» **Exercise prompt**:
Leaving out only the pictures, write out all the entries exactly.
_ _ _ _ _
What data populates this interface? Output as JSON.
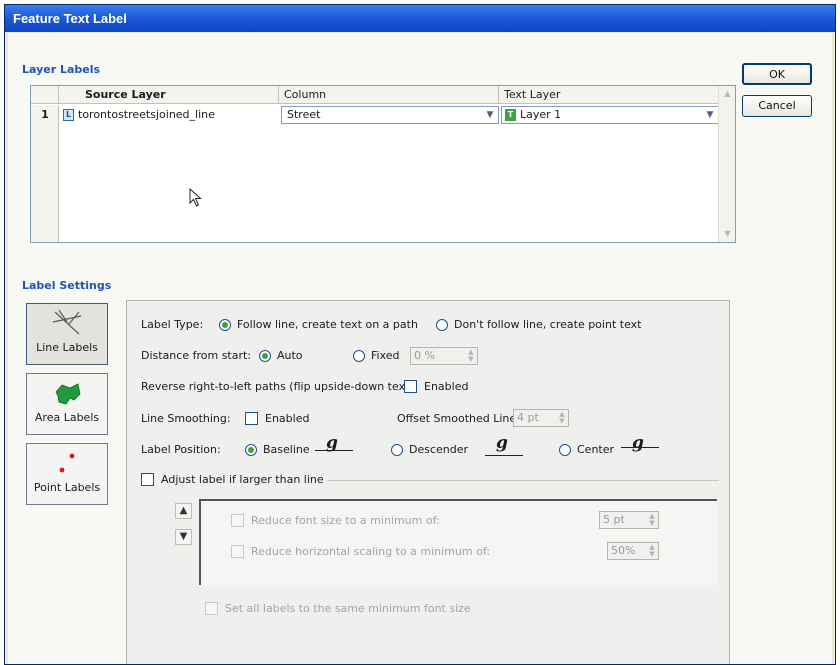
{
  "window": {
    "title": "Feature Text Label"
  },
  "buttons": {
    "ok": "OK",
    "cancel": "Cancel"
  },
  "layer_labels": {
    "heading": "Layer Labels",
    "columns": [
      "Source Layer",
      "Column",
      "Text Layer"
    ],
    "rows": [
      {
        "num": "1",
        "source_layer": "torontostreetsjoined_line",
        "column": "Street",
        "text_layer": "Layer 1"
      }
    ]
  },
  "label_settings": {
    "heading": "Label Settings",
    "tabs": [
      {
        "label": "Line Labels",
        "icon": "line-labels-icon",
        "active": true
      },
      {
        "label": "Area Labels",
        "icon": "area-labels-icon",
        "active": false
      },
      {
        "label": "Point Labels",
        "icon": "point-labels-icon",
        "active": false
      }
    ],
    "label_type": {
      "label": "Label Type:",
      "opt_follow": "Follow line, create text on a path",
      "opt_point": "Don't follow line, create point text",
      "selected": "follow"
    },
    "distance": {
      "label": "Distance from start:",
      "opt_auto": "Auto",
      "opt_fixed": "Fixed",
      "fixed_value": "0 %",
      "selected": "auto"
    },
    "reverse": {
      "label": "Reverse right-to-left paths (flip upside-down text):",
      "checkbox_label": "Enabled",
      "checked": false
    },
    "smoothing": {
      "label": "Line Smoothing:",
      "checkbox_label": "Enabled",
      "checked": false,
      "offset_label": "Offset Smoothed Line",
      "offset_value": "4 pt"
    },
    "position": {
      "label": "Label Position:",
      "opt_baseline": "Baseline",
      "opt_descender": "Descender",
      "opt_center": "Center",
      "glyph": "g",
      "selected": "baseline"
    },
    "adjust": {
      "label": "Adjust label if larger than line",
      "checked": false,
      "reduce_font_label": "Reduce font size to a minimum of:",
      "reduce_font_value": "5 pt",
      "reduce_scaling_label": "Reduce horizontal scaling to a minimum of:",
      "reduce_scaling_value": "50%",
      "same_size_label": "Set all labels to the same minimum font size"
    }
  }
}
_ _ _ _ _
» **The completed task**:
What data populates this interface? Output as JSON.
{
  "window": {
    "title": "Feature Text Label"
  },
  "buttons": {
    "ok": "OK",
    "cancel": "Cancel"
  },
  "layer_labels": {
    "heading": "Layer Labels",
    "columns": [
      "Source Layer",
      "Column",
      "Text Layer"
    ],
    "rows": [
      {
        "num": "1",
        "source_layer": "torontostreetsjoined_line",
        "column": "Street",
        "text_layer": "Layer 1"
      }
    ]
  },
  "label_settings": {
    "heading": "Label Settings",
    "tabs": [
      {
        "label": "Line Labels",
        "icon": "line-labels-icon",
        "active": true
      },
      {
        "label": "Area Labels",
        "icon": "area-labels-icon",
        "active": false
      },
      {
        "label": "Point Labels",
        "icon": "point-labels-icon",
        "active": false
      }
    ],
    "label_type": {
      "label": "Label Type:",
      "opt_follow": "Follow line, create text on a path",
      "opt_point": "Don't follow line, create point text",
      "selected": "follow"
    },
    "distance": {
      "label": "Distance from start:",
      "opt_auto": "Auto",
      "opt_fixed": "Fixed",
      "fixed_value": "0 %",
      "selected": "auto"
    },
    "reverse": {
      "label": "Reverse right-to-left paths (flip upside-down text):",
      "checkbox_label": "Enabled",
      "checked": false
    },
    "smoothing": {
      "label": "Line Smoothing:",
      "checkbox_label": "Enabled",
      "checked": false,
      "offset_label": "Offset Smoothed Line",
      "offset_value": "4 pt"
    },
    "position": {
      "label": "Label Position:",
      "opt_baseline": "Baseline",
      "opt_descender": "Descender",
      "opt_center": "Center",
      "glyph": "g",
      "selected": "baseline"
    },
    "adjust": {
      "label": "Adjust label if larger than line",
      "checked": false,
      "reduce_font_label": "Reduce font size to a minimum of:",
      "reduce_font_value": "5 pt",
      "reduce_scaling_label": "Reduce horizontal scaling to a minimum of:",
      "reduce_scaling_value": "50%",
      "same_size_label": "Set all labels to the same minimum font size"
    }
  }
}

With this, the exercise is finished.